About this exercise -
Would you please repeat the data exactly as given?

Material to process -
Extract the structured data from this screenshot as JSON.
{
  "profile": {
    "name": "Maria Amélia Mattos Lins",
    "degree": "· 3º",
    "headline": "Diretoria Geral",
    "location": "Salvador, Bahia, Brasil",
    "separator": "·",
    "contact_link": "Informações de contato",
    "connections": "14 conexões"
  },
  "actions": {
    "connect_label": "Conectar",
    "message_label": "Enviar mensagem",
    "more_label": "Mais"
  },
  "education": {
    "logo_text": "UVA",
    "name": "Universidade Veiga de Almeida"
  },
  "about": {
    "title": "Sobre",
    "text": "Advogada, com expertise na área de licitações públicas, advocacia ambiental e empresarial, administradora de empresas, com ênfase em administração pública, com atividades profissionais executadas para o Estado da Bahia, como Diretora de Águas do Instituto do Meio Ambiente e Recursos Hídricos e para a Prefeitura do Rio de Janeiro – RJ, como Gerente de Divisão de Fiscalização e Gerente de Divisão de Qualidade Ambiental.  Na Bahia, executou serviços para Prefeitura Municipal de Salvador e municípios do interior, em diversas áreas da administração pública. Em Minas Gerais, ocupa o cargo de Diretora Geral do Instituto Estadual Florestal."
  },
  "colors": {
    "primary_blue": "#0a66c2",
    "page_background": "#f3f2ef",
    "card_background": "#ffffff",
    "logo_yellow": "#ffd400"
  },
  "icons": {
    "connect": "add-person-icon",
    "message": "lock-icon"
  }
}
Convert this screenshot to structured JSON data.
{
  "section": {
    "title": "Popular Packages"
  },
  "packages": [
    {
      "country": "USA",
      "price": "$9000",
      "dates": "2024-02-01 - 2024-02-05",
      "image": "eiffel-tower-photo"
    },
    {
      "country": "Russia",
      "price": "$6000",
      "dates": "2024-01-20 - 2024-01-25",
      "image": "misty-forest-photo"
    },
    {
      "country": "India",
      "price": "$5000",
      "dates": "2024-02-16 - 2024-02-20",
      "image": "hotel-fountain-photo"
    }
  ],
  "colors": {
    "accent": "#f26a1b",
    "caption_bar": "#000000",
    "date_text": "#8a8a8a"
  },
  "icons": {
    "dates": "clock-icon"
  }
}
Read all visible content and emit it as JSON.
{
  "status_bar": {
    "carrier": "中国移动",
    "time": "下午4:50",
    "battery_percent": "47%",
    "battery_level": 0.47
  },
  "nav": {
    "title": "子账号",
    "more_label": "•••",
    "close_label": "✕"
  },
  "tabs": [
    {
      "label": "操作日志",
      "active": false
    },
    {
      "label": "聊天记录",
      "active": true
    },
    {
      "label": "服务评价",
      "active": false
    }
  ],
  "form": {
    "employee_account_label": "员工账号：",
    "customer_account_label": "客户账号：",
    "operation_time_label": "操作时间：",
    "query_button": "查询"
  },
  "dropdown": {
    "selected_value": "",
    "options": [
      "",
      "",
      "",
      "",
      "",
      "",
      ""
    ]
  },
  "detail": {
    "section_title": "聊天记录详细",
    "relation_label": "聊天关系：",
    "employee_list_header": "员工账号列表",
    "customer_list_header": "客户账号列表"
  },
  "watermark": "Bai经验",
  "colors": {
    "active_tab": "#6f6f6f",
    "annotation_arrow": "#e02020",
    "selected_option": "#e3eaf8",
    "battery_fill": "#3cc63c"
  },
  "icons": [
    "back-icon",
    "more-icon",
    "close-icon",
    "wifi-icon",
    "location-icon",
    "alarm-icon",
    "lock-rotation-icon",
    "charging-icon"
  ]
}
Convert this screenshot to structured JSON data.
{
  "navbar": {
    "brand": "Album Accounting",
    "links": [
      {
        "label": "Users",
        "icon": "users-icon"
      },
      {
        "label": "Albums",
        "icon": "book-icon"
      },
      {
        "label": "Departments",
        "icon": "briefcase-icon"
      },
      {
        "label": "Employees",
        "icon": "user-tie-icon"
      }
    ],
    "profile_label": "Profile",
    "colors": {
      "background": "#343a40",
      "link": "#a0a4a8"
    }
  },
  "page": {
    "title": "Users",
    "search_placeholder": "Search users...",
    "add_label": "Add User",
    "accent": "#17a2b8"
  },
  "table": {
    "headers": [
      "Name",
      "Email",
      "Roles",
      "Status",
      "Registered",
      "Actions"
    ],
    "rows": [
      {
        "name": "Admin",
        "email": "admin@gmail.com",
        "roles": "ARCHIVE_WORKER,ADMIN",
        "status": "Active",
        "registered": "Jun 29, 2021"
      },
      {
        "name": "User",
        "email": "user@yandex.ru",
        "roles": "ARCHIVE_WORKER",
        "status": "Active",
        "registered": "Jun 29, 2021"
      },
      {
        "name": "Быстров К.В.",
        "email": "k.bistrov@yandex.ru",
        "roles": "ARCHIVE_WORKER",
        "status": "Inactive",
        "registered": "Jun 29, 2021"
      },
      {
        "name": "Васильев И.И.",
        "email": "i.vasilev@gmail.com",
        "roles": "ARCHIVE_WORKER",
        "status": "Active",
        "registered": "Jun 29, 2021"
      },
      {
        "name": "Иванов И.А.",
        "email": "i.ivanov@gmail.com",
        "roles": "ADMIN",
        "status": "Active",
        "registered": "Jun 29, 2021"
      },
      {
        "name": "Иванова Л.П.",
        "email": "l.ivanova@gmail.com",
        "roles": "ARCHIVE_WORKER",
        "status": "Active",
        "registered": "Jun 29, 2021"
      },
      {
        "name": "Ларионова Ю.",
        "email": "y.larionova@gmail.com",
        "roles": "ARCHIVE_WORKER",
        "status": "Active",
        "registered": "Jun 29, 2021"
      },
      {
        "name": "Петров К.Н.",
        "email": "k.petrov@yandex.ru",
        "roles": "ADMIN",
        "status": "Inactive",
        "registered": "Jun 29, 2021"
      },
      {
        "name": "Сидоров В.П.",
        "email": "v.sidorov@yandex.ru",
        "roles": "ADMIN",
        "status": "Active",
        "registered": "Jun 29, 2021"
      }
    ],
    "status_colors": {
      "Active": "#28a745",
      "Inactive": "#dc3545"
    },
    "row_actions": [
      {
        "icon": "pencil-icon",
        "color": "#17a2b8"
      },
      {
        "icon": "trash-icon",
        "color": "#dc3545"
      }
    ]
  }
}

Finished task -
Extract the structured data from this screenshot as JSON.
{
  "profile": {
    "name": "Maria Amélia Mattos Lins",
    "degree": "· 3º",
    "headline": "Diretoria Geral",
    "location": "Salvador, Bahia, Brasil",
    "separator": "·",
    "contact_link": "Informações de contato",
    "connections": "14 conexões"
  },
  "actions": {
    "connect_label": "Conectar",
    "message_label": "Enviar mensagem",
    "more_label": "Mais"
  },
  "education": {
    "logo_text": "UVA",
    "name": "Universidade Veiga de Almeida"
  },
  "about": {
    "title": "Sobre",
    "text": "Advogada, com expertise na área de licitações públicas, advocacia ambiental e empresarial, administradora de empresas, com ênfase em administração pública, com atividades profissionais executadas para o Estado da Bahia, como Diretora de Águas do Instituto do Meio Ambiente e Recursos Hídricos e para a Prefeitura do Rio de Janeiro – RJ, como Gerente de Divisão de Fiscalização e Gerente de Divisão de Qualidade Ambiental.  Na Bahia, executou serviços para Prefeitura Municipal de Salvador e municípios do interior, em diversas áreas da administração pública. Em Minas Gerais, ocupa o cargo de Diretora Geral do Instituto Estadual Florestal."
  },
  "colors": {
    "primary_blue": "#0a66c2",
    "page_background": "#f3f2ef",
    "card_background": "#ffffff",
    "logo_yellow": "#ffd400"
  },
  "icons": {
    "connect": "add-person-icon",
    "message": "lock-icon"
  }
}
Convert this screenshot to structured JSON data.
{
  "section": {
    "title": "Popular Packages"
  },
  "packages": [
    {
      "country": "USA",
      "price": "$9000",
      "dates": "2024-02-01 - 2024-02-05",
      "image": "eiffel-tower-photo"
    },
    {
      "country": "Russia",
      "price": "$6000",
      "dates": "2024-01-20 - 2024-01-25",
      "image": "misty-forest-photo"
    },
    {
      "country": "India",
      "price": "$5000",
      "dates": "2024-02-16 - 2024-02-20",
      "image": "hotel-fountain-photo"
    }
  ],
  "colors": {
    "accent": "#f26a1b",
    "caption_bar": "#000000",
    "date_text": "#8a8a8a"
  },
  "icons": {
    "dates": "clock-icon"
  }
}
Read all visible content and emit it as JSON.
{
  "status_bar": {
    "carrier": "中国移动",
    "time": "下午4:50",
    "battery_percent": "47%",
    "battery_level": 0.47
  },
  "nav": {
    "title": "子账号",
    "more_label": "•••",
    "close_label": "✕"
  },
  "tabs": [
    {
      "label": "操作日志",
      "active": false
    },
    {
      "label": "聊天记录",
      "active": true
    },
    {
      "label": "服务评价",
      "active": false
    }
  ],
  "form": {
    "employee_account_label": "员工账号：",
    "customer_account_label": "客户账号：",
    "operation_time_label": "操作时间：",
    "query_button": "查询"
  },
  "dropdown": {
    "selected_value": "",
    "options": [
      "",
      "",
      "",
      "",
      "",
      "",
      ""
    ]
  },
  "detail": {
    "section_title": "聊天记录详细",
    "relation_label": "聊天关系：",
    "employee_list_header": "员工账号列表",
    "customer_list_header": "客户账号列表"
  },
  "watermark": "Bai经验",
  "colors": {
    "active_tab": "#6f6f6f",
    "annotation_arrow": "#e02020",
    "selected_option": "#e3eaf8",
    "battery_fill": "#3cc63c"
  },
  "icons": [
    "back-icon",
    "more-icon",
    "close-icon",
    "wifi-icon",
    "location-icon",
    "alarm-icon",
    "lock-rotation-icon",
    "charging-icon"
  ]
}
Convert this screenshot to structured JSON data.
{
  "navbar": {
    "brand": "Album Accounting",
    "links": [
      {
        "label": "Users",
        "icon": "users-icon"
      },
      {
        "label": "Albums",
        "icon": "book-icon"
      },
      {
        "label": "Departments",
        "icon": "briefcase-icon"
      },
      {
        "label": "Employees",
        "icon": "user-tie-icon"
      }
    ],
    "profile_label": "Profile",
    "colors": {
      "background": "#343a40",
      "link": "#a0a4a8"
    }
  },
  "page": {
    "title": "Users",
    "search_placeholder": "Search users...",
    "add_label": "Add User",
    "accent": "#17a2b8"
  },
  "table": {
    "headers": [
      "Name",
      "Email",
      "Roles",
      "Status",
      "Registered",
      "Actions"
    ],
    "rows": [
      {
        "name": "Admin",
        "email": "admin@gmail.com",
        "roles": "ARCHIVE_WORKER,ADMIN",
        "status": "Active",
        "registered": "Jun 29, 2021"
      },
      {
        "name": "User",
        "email": "user@yandex.ru",
        "roles": "ARCHIVE_WORKER",
        "status": "Active",
        "registered": "Jun 29, 2021"
      },
      {
        "name": "Быстров К.В.",
        "email": "k.bistrov@yandex.ru",
        "roles": "ARCHIVE_WORKER",
        "status": "Inactive",
        "registered": "Jun 29, 2021"
      },
      {
        "name": "Васильев И.И.",
        "email": "i.vasilev@gmail.com",
        "roles": "ARCHIVE_WORKER",
        "status": "Active",
        "registered": "Jun 29, 2021"
      },
      {
        "name": "Иванов И.А.",
        "email": "i.ivanov@gmail.com",
        "roles": "ADMIN",
        "status": "Active",
        "registered": "Jun 29, 2021"
      },
      {
        "name": "Иванова Л.П.",
        "email": "l.ivanova@gmail.com",
        "roles": "ARCHIVE_WORKER",
        "status": "Active",
        "registered": "Jun 29, 2021"
      },
      {
        "name": "Ларионова Ю.",
        "email": "y.larionova@gmail.com",
        "roles": "ARCHIVE_WORKER",
        "status": "Active",
        "registered": "Jun 29, 2021"
      },
      {
        "name": "Петров К.Н.",
        "email": "k.petrov@yandex.ru",
        "roles": "ADMIN",
        "status": "Inactive",
        "registered": "Jun 29, 2021"
      },
      {
        "name": "Сидоров В.П.",
        "email": "v.sidorov@yandex.ru",
        "roles": "ADMIN",
        "status": "Active",
        "registered": "Jun 29, 2021"
      }
    ],
    "status_colors": {
      "Active": "#28a745",
      "Inactive": "#dc3545"
    },
    "row_actions": [
      {
        "icon": "pencil-icon",
        "color": "#17a2b8"
      },
      {
        "icon": "trash-icon",
        "color": "#dc3545"
      }
    ]
  }
}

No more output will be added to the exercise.